Parks, however, missed an 11th minute penalty, but they still controlled the game, and it took a huge effort from Liam Bibo and Fionn Carr to stop Thom Evans at the line. However the Scottish left winger took advantage minutes later when Connacht centre Gavin Duffy failed to deal with a high ball, giving Evans clear space to canter through from 40m out for an 8 - 0 lead after 22 minutes.
Parks' conversion hit off the upright, and although replaced in the second half, Glasgow went went on to spurn another two kickable penalties. At that stage Connacht had failed to put together a worthwhile phase of attacks, but a moment of magic from Carr turned the game around. Glasgow, once again on the attack in the 22, lost possession when Graeme Morrison miss-fired his pass out wide, and Carr turned defence into attack, scooping up the ball and racing 70m to open Connacht's account, with Ian Keatley adding the extras.
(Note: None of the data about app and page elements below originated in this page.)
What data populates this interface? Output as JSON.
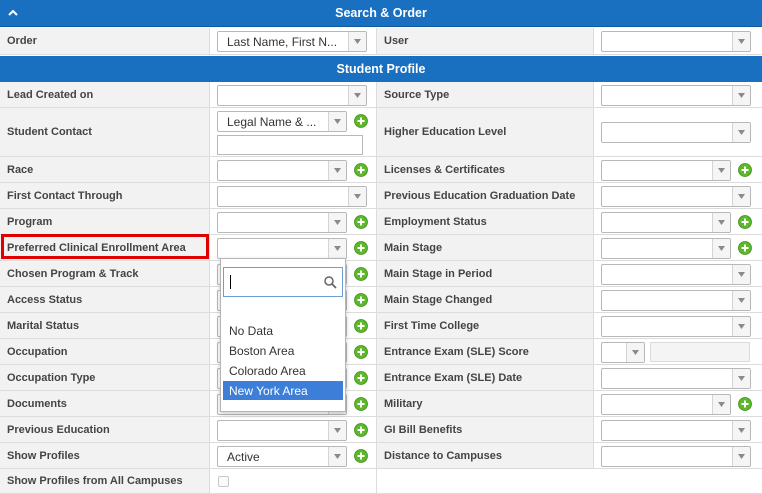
{
  "search_order": {
    "title": "Search & Order",
    "order_label": "Order",
    "order_value": "Last Name, First N...",
    "user_label": "User",
    "user_value": ""
  },
  "student_profile": {
    "title": "Student Profile",
    "left": [
      {
        "label": "Lead Created on",
        "value": ""
      },
      {
        "label": "Student Contact",
        "value": "Legal Name & ..."
      },
      {
        "label": "Race",
        "value": ""
      },
      {
        "label": "First Contact Through",
        "value": ""
      },
      {
        "label": "Program",
        "value": ""
      },
      {
        "label": "Preferred Clinical Enrollment Area",
        "value": ""
      },
      {
        "label": "Chosen Program & Track",
        "value": ""
      },
      {
        "label": "Access Status",
        "value": ""
      },
      {
        "label": "Marital Status",
        "value": ""
      },
      {
        "label": "Occupation",
        "value": ""
      },
      {
        "label": "Occupation Type",
        "value": ""
      },
      {
        "label": "Documents",
        "value": ""
      },
      {
        "label": "Previous Education",
        "value": ""
      },
      {
        "label": "Show Profiles",
        "value": "Active"
      },
      {
        "label": "Show Profiles from All Campuses",
        "value": ""
      }
    ],
    "right": [
      {
        "label": "Source Type",
        "value": ""
      },
      {
        "label": "Higher Education Level",
        "value": ""
      },
      {
        "label": "Licenses & Certificates",
        "value": ""
      },
      {
        "label": "Previous Education Graduation Date",
        "value": ""
      },
      {
        "label": "Employment Status",
        "value": ""
      },
      {
        "label": "Main Stage",
        "value": ""
      },
      {
        "label": "Main Stage in Period",
        "value": ""
      },
      {
        "label": "Main Stage Changed",
        "value": ""
      },
      {
        "label": "First Time College",
        "value": ""
      },
      {
        "label": "Entrance Exam (SLE) Score",
        "value": ""
      },
      {
        "label": "Entrance Exam (SLE) Date",
        "value": ""
      },
      {
        "label": "Military",
        "value": ""
      },
      {
        "label": "GI Bill Benefits",
        "value": ""
      },
      {
        "label": "Distance to Campuses",
        "value": ""
      }
    ]
  },
  "dropdown": {
    "search_value": "",
    "options": [
      "No Data",
      "Boston Area",
      "Colorado Area",
      "New York Area"
    ],
    "selected": "New York Area"
  },
  "colors": {
    "header_blue": "#1a70c0",
    "add_green": "#5cb82a",
    "highlight_red": "#e00000",
    "selected_blue": "#3c7ed8"
  }
}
That score certainly provided Connacht with impetus, and with heads a little higher, they started to play with confidence. With only their second incursion into the Warriors' 22, Connacht capitalised on a penalty to touch. Scrumhalf Frank Murphy set up the try, taking Farley's tap and rocketing through the backrow before Brett Wilkinson burst through from the ensueing ruck to touch down.
Keatley's conversion too hit off the post to give Connacht a rare 12 - 8 half time lead, but given the paucity of possession, it was a lead well earned for having taken their chances.
Carr was denied a second try soon after the restart with a knock-on at the line,and although Glasgow once again took control, they failed to cross the whitewash again as Connacht's defence stood up to the task. A series of crunch tackles, and at least five turnover penalties when camped on their own line, relieved the pressure and demoralised the Warriors.
After missing a 52nd minute penalty, Glasgow began to look dispirited, particularly after turning down kicks at goal to seek the try line. It proved a mistake, as Connacht, with a slender lead never waivered in their defensive effort. Instead replacement outhalf Andy Dunne added a 86th minute penalty to stretch Connacht's lead to 15 - 8 and ensure their defensive efforts were rewarded.
Connacht: F Carr, L Bibo, G Duffy, K Matthews, J Hearty, I Keatley, F Murphy, B Wilkinson, S Cronin, R Morris, M McCarthy, A Farley, J Muldoon (cpt ), R Ofisa, C Rigney. Replacements, A Dunne for Keatley (55 ), R Loughney for Morris (55 ), J O'Connor for Ofisa (60 ), A Flavin for Cronin (70 ), A Browne for McCarthy (76 ), M Deane for Duffy (80 ).
Glasgow Warriors: B Stortoni, H O'Hare, M Evans, G Morrison, T Evans, D Parks, M McMillan, J Va'a, D Hall, M Low, O Palepoi, A Kellock (cpt ), S Swindall, J Barclay, K Brown. Replacements: C Gregor for 10 (ht ), J Beattie for Swindall (55 ), E Milligan for Hall (60 ), K Tkachuk for Va'a (60 ), D Turner for Palepoi (60 ), A Henderson for M Evans (66 ), R Jackson for McMillan (66 ).
Referee: D Bodilly (Wales ).